The very first recognized wheels were made of wood, regardless of what Fred Flintstone’s granite-shod convertible would have you think. Automobiles even used wood carriage wheels for a long time. Increased power and weight quickly overtook wood’s capabilities, and wheels were updated to steel, either in a stamped, welded dish or a lighter hub, spoke and rim design. Lightweight steel-spoked wheels stuck around until the 1950s, specifically on nimble foreign cars, however larger American cars required the more powerful stamped and welded wheels.

Picture you have a flying cars and truck and its wheels have the ability to fold up flat to the bottom of the vehicle for flight. Now, picture when they unfold and return into position, they unfold too far out, or they do not unfold far out enough. That is camber. When camber alignment runs out adjustment, your tire contacts the pavement at a minor angle, rather than perfectly flat on the tread. It’s easy to think of how this can impact tire wear. One side of the tread gets worn down prior to the other. Not only does this lead to uneven wear, it can likewise contribute to wander, imperfect handling, and lowered stopping capability.

Numerous cars and trucks use a focusing center, which is a raised center section of the center that mates with a matching recessed part of the wheel. It’s meant to keep the wheel exactly fixated the center, more so than by just tightening up the lug bolts. Some wheels may not fit this center properly, needing the use of a spacer or perhaps a various wheel. Moreover, the new wheel has to have the appropriate balanced out to clear the suspension and brakes. The balanced out is the range from the hub mounting surface area and the wheel’s centerline, which is the middle point between the rims. It measures where the tire sits laterally from the hub of the wheel.
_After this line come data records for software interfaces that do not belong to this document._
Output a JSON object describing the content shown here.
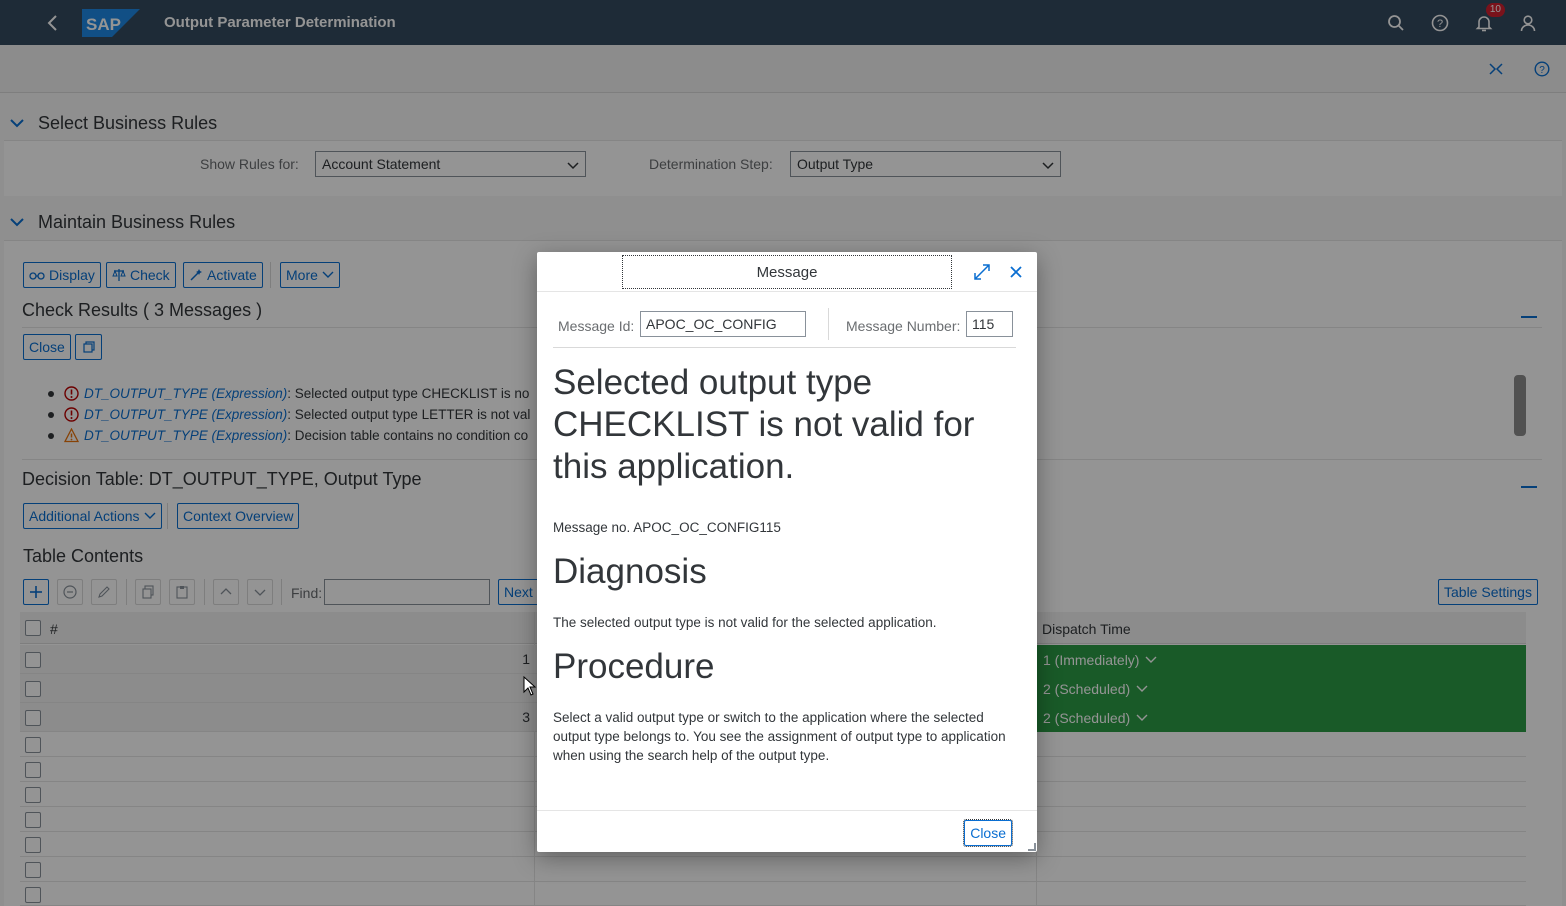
{
  "shell": {
    "title": "Output Parameter Determination",
    "notification_count": "10"
  },
  "select_rules": {
    "title": "Select Business Rules",
    "show_rules_label": "Show Rules for:",
    "show_rules_value": "Account Statement",
    "determination_label": "Determination Step:",
    "determination_value": "Output Type"
  },
  "maintain_rules": {
    "title": "Maintain Business Rules",
    "toolbar": {
      "display": "Display",
      "check": "Check",
      "activate": "Activate",
      "more": "More"
    },
    "check_results": {
      "title": "Check Results ( 3  Messages )",
      "close": "Close",
      "messages": [
        {
          "severity": "error",
          "link": "DT_OUTPUT_TYPE (Expression)",
          "text": ": Selected output type CHECKLIST is no"
        },
        {
          "severity": "error",
          "link": "DT_OUTPUT_TYPE (Expression)",
          "text": ": Selected output type LETTER is not val"
        },
        {
          "severity": "warning",
          "link": "DT_OUTPUT_TYPE (Expression)",
          "text": ": Decision table contains no condition co"
        }
      ]
    },
    "decision_table": {
      "title": "Decision Table: DT_OUTPUT_TYPE, Output Type",
      "additional_actions": "Additional Actions",
      "context_overview": "Context Overview"
    },
    "table": {
      "title": "Table Contents",
      "find_label": "Find:",
      "find_value": "",
      "next": "Next",
      "table_settings": "Table Settings",
      "columns": {
        "number": "#",
        "dispatch_time": "Dispatch Time"
      },
      "rows": [
        {
          "num": "1",
          "dispatch": "1 (Immediately)"
        },
        {
          "num": "",
          "dispatch": "2 (Scheduled)"
        },
        {
          "num": "3",
          "dispatch": "2 (Scheduled)"
        }
      ]
    }
  },
  "dialog": {
    "title": "Message",
    "message_id_label": "Message Id:",
    "message_id_value": "APOC_OC_CONFIG",
    "message_number_label": "Message Number:",
    "message_number_value": "115",
    "heading": "Selected output type CHECKLIST is not valid for this application.",
    "message_no": "Message no. APOC_OC_CONFIG115",
    "diagnosis_title": "Diagnosis",
    "diagnosis_text": "The selected output type is not valid for the selected application.",
    "procedure_title": "Procedure",
    "procedure_text": "Select a valid output type or switch to the application where the selected output type belongs to. You see the assignment of output type to application when using the search help of the output type.",
    "close": "Close"
  },
  "colors": {
    "shell_bg": "#354a5f",
    "accent": "#0a6ed1",
    "error": "#bb0000",
    "warning": "#e9730c",
    "positive_cell": "#2b9b45"
  }
}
Steel’s weight penalty led racers and lovers to check out magnesium– a metal as strong as aluminum, but even lighter. Regrettably, pure magnesium wears away very easily unless it’s properly sealed and can even catch fire in a mishap. Magnesium wheel fires are still singled out in firefighting courses today, as taking a water tube to a burning magnesium wheel only makes it burn more intensely. These earlier magnesium wheels didn’t get much use beyond racing because of these on-road liabilities.

Tires bring an enormous concern. That thin doughnut of round and black is a complex assembly of cables, rubber and polymers, all formed into a highly engineered profile. It’s then installed onto a wheel and, obviously, inflated with air to give it shape and meaning. The producers behind your vehicle, tires and wheels collaborated to thoroughly craft a maximum mix of grip, road feel, ride quality, sound control and tire wear.

There are factors to be careful about up-sizing your wheels and tires, particularly with less powerful vehicles. Broader tires have more rolling resistance than their skinnier counterparts, which can adversely affect your fuel economy. More mass from heavier wheels can have unfavorable effects as well. As kept in mind, their extra momentum can mess with safety features like ABS, however the additional weight also needs more power to move, which wrecks both your fuel economy and your acceleration. Those wheels’ additional unsprung weight can likewise overwork your factory springs and shocks.

You are driving along the highway and look over to the radio for a second to alter the station. When you look up once again, your auto is travelling on the shoulder and there’s a narrow bridge dead ahead. It’s as if the car has a mind of its own! But your car is not possessed. Rather, this motion is a clear sign you require an alignment check. Handling issues, such as steering wheel play, drifting, instability in turns, vibration, and consistent steering adjustment are indications of a wheel alignment problem.

One obvious indication your vehicle needs alignment is the steering wheel is off center. With your tires entirely straight, when driving down a straight highway, examine the alignment of your steering wheel. If your steering wheel is not completely centered, you may have an alignment concern. If you have to tilt your head to check out the carmaker’s logo at the center of the steering wheel, the alignment is definitely off.